More on graffiti and stencils. Wandering about town to get the photos, and looking through the archive, has reminded me why I'm interested in well-designed and executed street art. And why it leaves me bored when it's out of its natural context.
Like fanfic, 'zines and mash up music, the appeal is connected to the amateur nature. Not in the perjorative not-very-good sense of the word but in the passionate not-for-profit way in which these forms generate and replicate without any official sanction or financial consideration. This is culture reproducing itself without the mediation of commercialism: people appropriating what they like and, by re-interpreting it, making it their own and spreading it onwards. It's a system of cultural reproduction which comes up from the subcultures rather than coming down from the arbiters of taste. Active co-option rather than passive absorbtion. It also has the ability, through being embedded in the public space, of jolting you out of the eyes-down, getoutofmyway charge through daily life. It wakes you up to your surroundings.

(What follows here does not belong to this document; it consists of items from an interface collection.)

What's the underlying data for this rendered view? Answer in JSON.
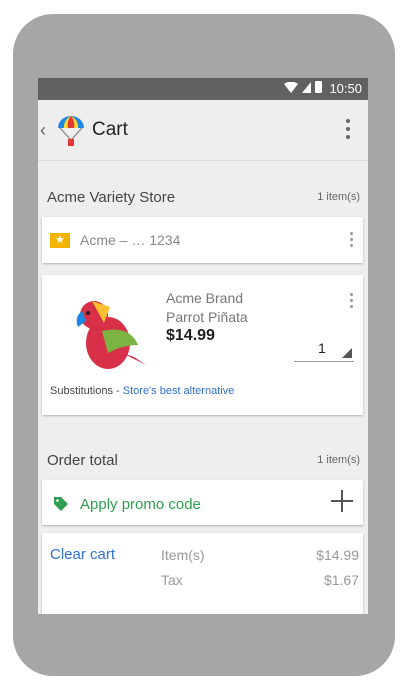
{
  "status_bar": {
    "time": "10:50"
  },
  "app_bar": {
    "title": "Cart"
  },
  "store": {
    "name": "Acme Variety Store",
    "count": "1 item(s)",
    "account": "Acme – … 1234",
    "badge": "★"
  },
  "product": {
    "brand_line1": "Acme Brand",
    "brand_line2": "Parrot Piñata",
    "price": "$14.99",
    "quantity": "1",
    "subs_label": "Substitutions - ",
    "subs_value": "Store's best alternative"
  },
  "order": {
    "label": "Order total",
    "count": "1 item(s)"
  },
  "promo": {
    "label": "Apply promo code"
  },
  "totals": {
    "clear_label": "Clear cart",
    "rows": [
      {
        "label": "Item(s)",
        "value": "$14.99"
      },
      {
        "label": "Tax",
        "value": "$1.67"
      }
    ]
  },
  "colors": {
    "accent_blue": "#2f6fd6",
    "promo_green": "#2e9e4f",
    "badge_yellow": "#f2b400",
    "status_bar": "#616161"
  }
}
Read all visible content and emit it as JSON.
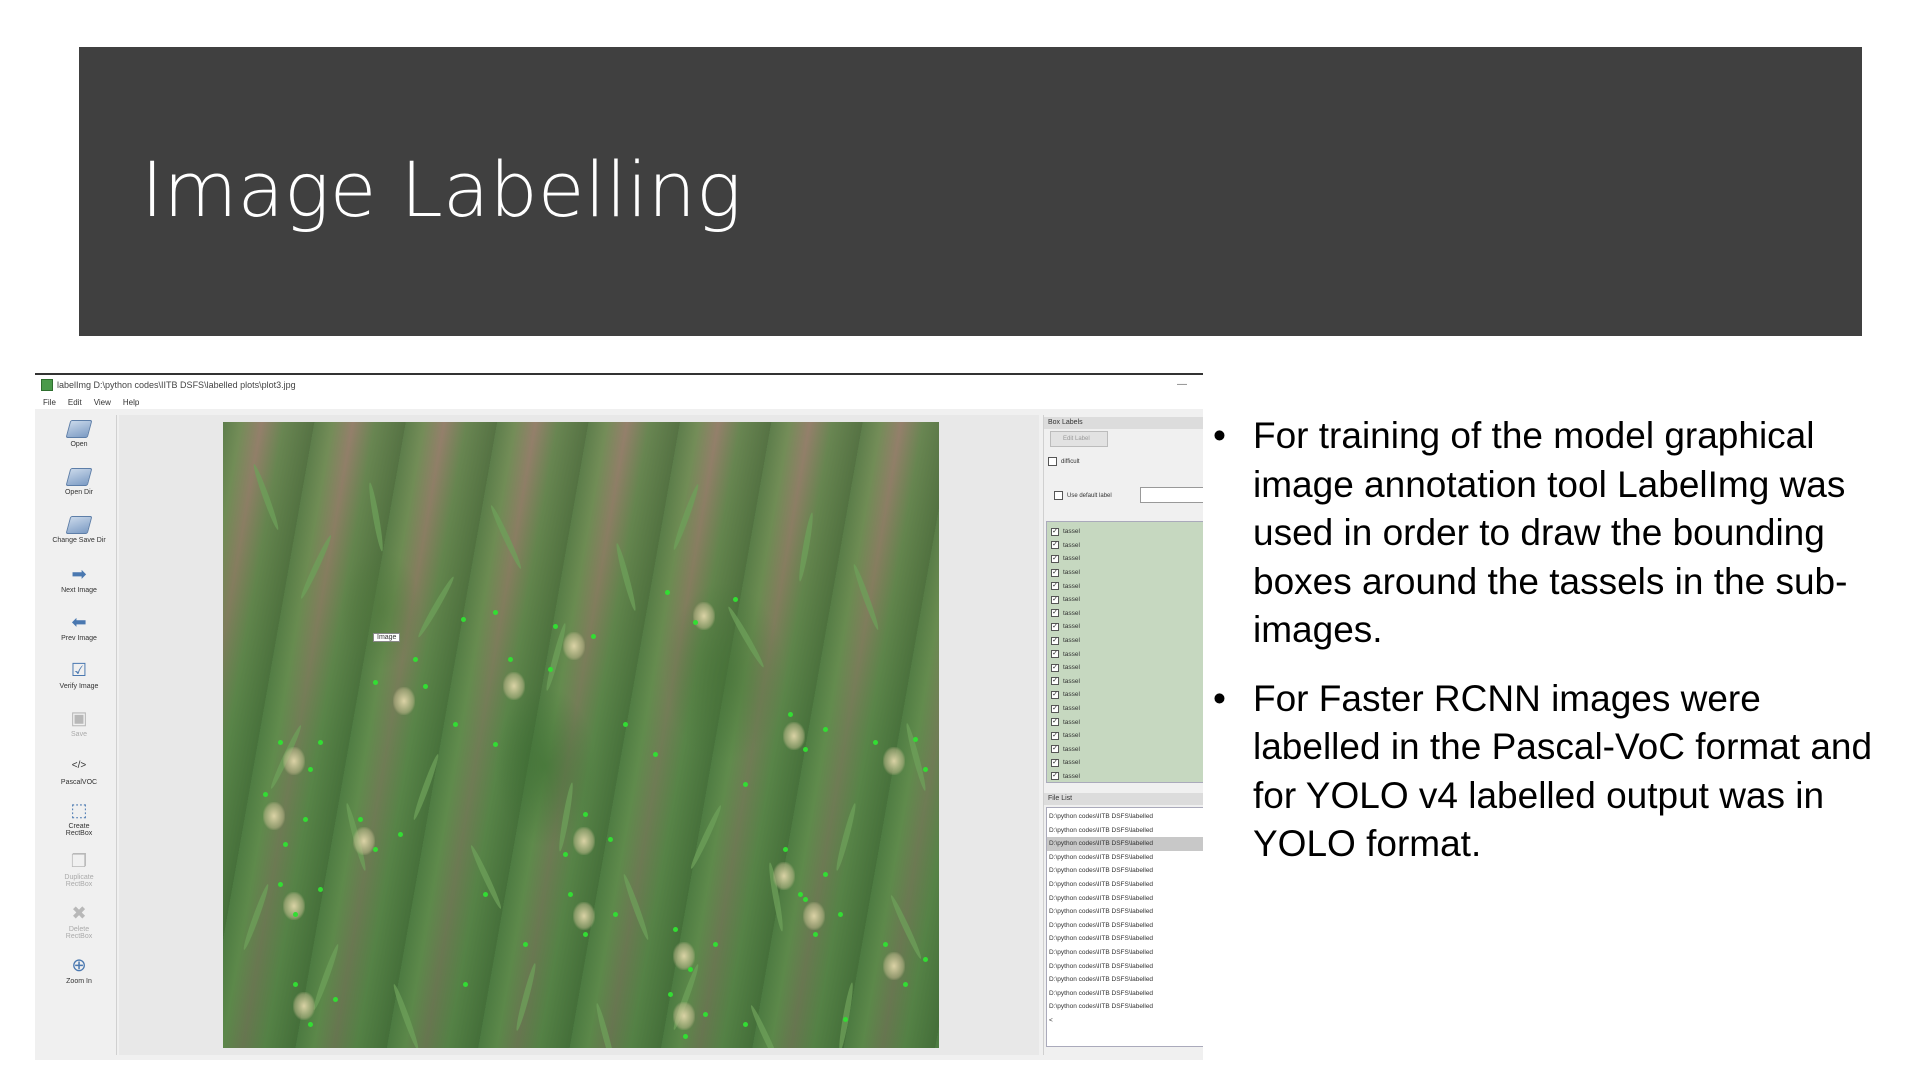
{
  "slide": {
    "title": "Image Labelling",
    "bullets": [
      "For training of the model graphical image annotation tool LabelImg was used in order to draw the bounding boxes around the tassels in the sub-images.",
      "For Faster RCNN images were labelled in the Pascal-VoC format and for YOLO v4 labelled output was in YOLO format."
    ]
  },
  "app": {
    "window_title": "labelImg D:\\python codes\\IITB DSFS\\labelled plots\\plot3.jpg",
    "minimize_glyph": "—",
    "menu": [
      "File",
      "Edit",
      "View",
      "Help"
    ],
    "toolbar": [
      {
        "label": "Open",
        "icon": "folder-icon",
        "enabled": true
      },
      {
        "label": "Open Dir",
        "icon": "folder-icon",
        "enabled": true
      },
      {
        "label": "Change Save Dir",
        "icon": "folder-icon",
        "enabled": true
      },
      {
        "label": "Next Image",
        "icon": "arrow-right-icon",
        "enabled": true
      },
      {
        "label": "Prev Image",
        "icon": "arrow-left-icon",
        "enabled": true
      },
      {
        "label": "Verify Image",
        "icon": "checkbox-icon",
        "enabled": true
      },
      {
        "label": "Save",
        "icon": "save-icon",
        "enabled": false
      },
      {
        "label": "PascalVOC",
        "icon": "code-icon",
        "enabled": true
      },
      {
        "label": "Create\\nRectBox",
        "icon": "create-rect-icon",
        "enabled": true
      },
      {
        "label": "Duplicate\\nRectBox",
        "icon": "duplicate-icon",
        "enabled": false
      },
      {
        "label": "Delete\\nRectBox",
        "icon": "delete-icon",
        "enabled": false
      },
      {
        "label": "Zoom In",
        "icon": "zoom-in-icon",
        "enabled": true
      }
    ],
    "canvas_tooltip": "Image",
    "box_labels": {
      "header": "Box Labels",
      "edit_label": "Edit Label",
      "difficult": "difficult",
      "use_default_label": "Use default label",
      "labels": [
        "tassel",
        "tassel",
        "tassel",
        "tassel",
        "tassel",
        "tassel",
        "tassel",
        "tassel",
        "tassel",
        "tassel",
        "tassel",
        "tassel",
        "tassel",
        "tassel",
        "tassel",
        "tassel",
        "tassel",
        "tassel",
        "tassel"
      ]
    },
    "file_list": {
      "header": "File List",
      "selected_index": 2,
      "files": [
        "D:\\python codes\\IITB DSFS\\labelled",
        "D:\\python codes\\IITB DSFS\\labelled",
        "D:\\python codes\\IITB DSFS\\labelled",
        "D:\\python codes\\IITB DSFS\\labelled",
        "D:\\python codes\\IITB DSFS\\labelled",
        "D:\\python codes\\IITB DSFS\\labelled",
        "D:\\python codes\\IITB DSFS\\labelled",
        "D:\\python codes\\IITB DSFS\\labelled",
        "D:\\python codes\\IITB DSFS\\labelled",
        "D:\\python codes\\IITB DSFS\\labelled",
        "D:\\python codes\\IITB DSFS\\labelled",
        "D:\\python codes\\IITB DSFS\\labelled",
        "D:\\python codes\\IITB DSFS\\labelled",
        "D:\\python codes\\IITB DSFS\\labelled",
        "D:\\python codes\\IITB DSFS\\labelled"
      ],
      "scroll_glyph": "<"
    },
    "colors": {
      "banner": "#404040",
      "label_list_bg": "#c6d8c0",
      "keypoint": "#33dd33"
    }
  }
}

Just before Christmas, I went to Santa's Ghetto in London. They didn't have any photos online before I went, so I was expecting something a little more anarchic and haphazard, a little more like a street bazaar, than the bog standard cooler than thou art gallery. I find it rather ironic - and gods, I hope it is meant to be - that the pictures on walls collective claim to be "art for everybody, made by nobodies" and then sell it on the names of Hewlett, Banksy etc. I like Banksy's work, like it a lot. The Tate Britain escapade is one of those things you want to do yourself*. I first saw the stencil stuff on old wooden hoardings in a dirty side street south of the river and it gave me that jolt. That jaw down, laugh out loud, wow jolt. Seeing it pinned to a wall, tagged with a label and a price, all that sense of spontaneity was drained out. It's not an "illegal = cool" thing (got past that a decade ago), it's a context thing. By pricing something, it is devalued. It's become a commodity, a possession to be bought rather than an idea to be appropriated (coincidentally chequebook vandalism was the first Banksy I saw). It's preserving something rather than letting it evolve.
I'm fairly positive I could do an over-extended metaphor involving butterflies at this point, so I'm going to stop. I've already had to edit out the word 'capitalism'.
*I've had an idea for one for a while now, it's just getting the wherewithal to create it and the confidence to do it.